Melon de Bourgogne is a crossing between Pinot Blanc and the little known Gouais Blanc. It was prevalent in the vineyards of Burgundy (hence its name) until it was ordered to be destroyed by the Burgundians in the 18th century. By then, it had a toehold in the Atlantic area of the Loire Valley around Nantes, where it became the dominant grape and the base for Muscadet. Typically high in acid, fresh and mineral-driven, it does not take to new oak very well. Complexity is gained by spending time on its lees. The best examples gain stone fruit notes to go along with the characteristic citrus elements.

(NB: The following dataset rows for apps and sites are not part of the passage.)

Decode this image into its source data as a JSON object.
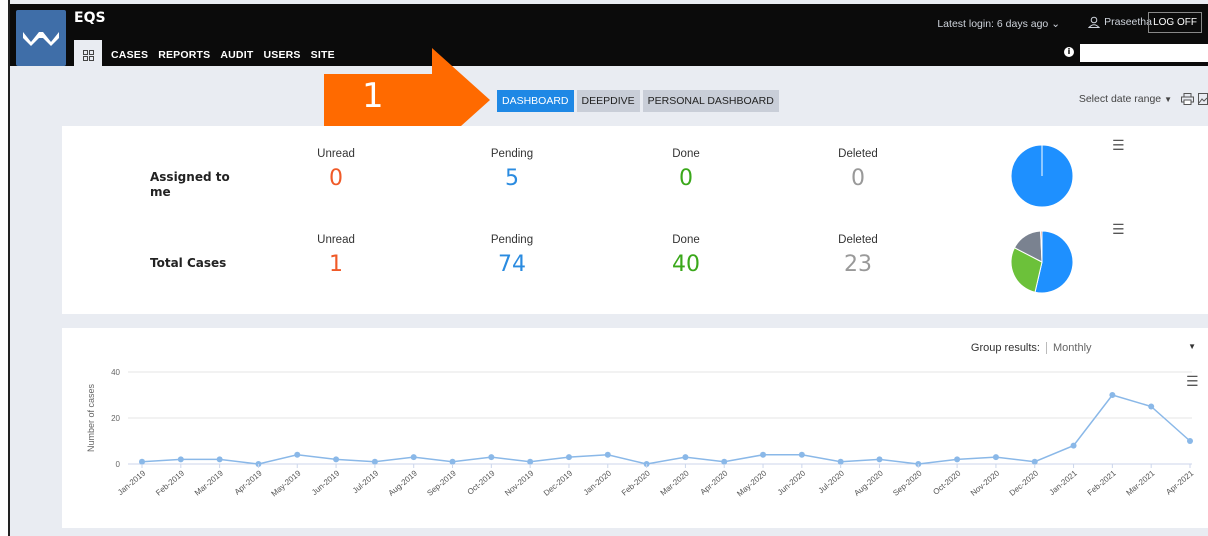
{
  "app": {
    "name": "EQS"
  },
  "nav": [
    {
      "label": "CASES"
    },
    {
      "label": "REPORTS"
    },
    {
      "label": "AUDIT"
    },
    {
      "label": "USERS"
    },
    {
      "label": "SITE"
    }
  ],
  "header": {
    "login_text": "Latest login: 6 days ago",
    "user_name": "Praseetha",
    "logoff_label": "LOG OFF",
    "search_placeholder": ""
  },
  "annotation": {
    "number": "1",
    "color": "#ff6a00"
  },
  "tabs": [
    {
      "label": "DASHBOARD",
      "active": true
    },
    {
      "label": "DEEPDIVE",
      "active": false
    },
    {
      "label": "PERSONAL DASHBOARD",
      "active": false
    }
  ],
  "date_range": {
    "label": "Select date range"
  },
  "assigned": {
    "label_line1": "Assigned to",
    "label_line2": "me",
    "unread_label": "Unread",
    "unread": "0",
    "pending_label": "Pending",
    "pending": "5",
    "done_label": "Done",
    "done": "0",
    "deleted_label": "Deleted",
    "deleted": "0"
  },
  "total": {
    "label": "Total Cases",
    "unread_label": "Unread",
    "unread": "1",
    "pending_label": "Pending",
    "pending": "74",
    "done_label": "Done",
    "done": "40",
    "deleted_label": "Deleted",
    "deleted": "23"
  },
  "colors": {
    "unread": "#f05a28",
    "pending": "#2a8be0",
    "done": "#3aa81a",
    "deleted": "#999999",
    "pie_pending": "#1e90ff",
    "pie_done": "#6cc13a",
    "pie_deleted": "#7a8290",
    "line": "#8ab8e8"
  },
  "group_results": {
    "label": "Group results:",
    "value": "Monthly"
  },
  "chart_data": {
    "type": "line",
    "ylabel": "Number of cases",
    "yticks": [
      "0",
      "20",
      "40"
    ],
    "ylim": [
      0,
      40
    ],
    "categories": [
      "Jan-2019",
      "Feb-2019",
      "Mar-2019",
      "Apr-2019",
      "May-2019",
      "Jun-2019",
      "Jul-2019",
      "Aug-2019",
      "Sep-2019",
      "Oct-2019",
      "Nov-2019",
      "Dec-2019",
      "Jan-2020",
      "Feb-2020",
      "Mar-2020",
      "Apr-2020",
      "May-2020",
      "Jun-2020",
      "Jul-2020",
      "Aug-2020",
      "Sep-2020",
      "Oct-2020",
      "Nov-2020",
      "Dec-2020",
      "Jan-2021",
      "Feb-2021",
      "Mar-2021",
      "Apr-2021"
    ],
    "values": [
      1,
      2,
      2,
      0,
      4,
      2,
      1,
      3,
      1,
      3,
      1,
      3,
      4,
      0,
      3,
      1,
      4,
      4,
      1,
      2,
      0,
      2,
      3,
      1,
      8,
      30,
      25,
      10
    ],
    "grid": true,
    "legend": "none"
  },
  "pies": {
    "assigned": {
      "pending": 5,
      "done": 0,
      "deleted": 0,
      "unread": 0
    },
    "total": {
      "pending": 74,
      "done": 40,
      "deleted": 23,
      "unread": 1
    }
  }
}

Hand-harvested grapes are cool-settled for 48 hours before being gravity fed into concrete fermentation tanks. The ambient temperature and natural CO2 of these tanks ensure a stable ferment, which is done using wild yeasts. The wine rests in tank on its lees for 14 months, garnering mouthfeel and complexity, before being bottled, where it rests again before release.

Tasting Notes 

This is a brawnier version of Muscadet, with aromas of quince, grapefruit, smoke and cream. The palate is quite rich for the varietal, but the telltale acidity is there. White grapefruit, green apple, tangerine and saline minerality dominate the palate, along with a creamy, leesy character. This is a wine that can age gracefully, but enjoy now, lightly chilled, with roast pork tenderloin, seared scallops or Penne Primavera.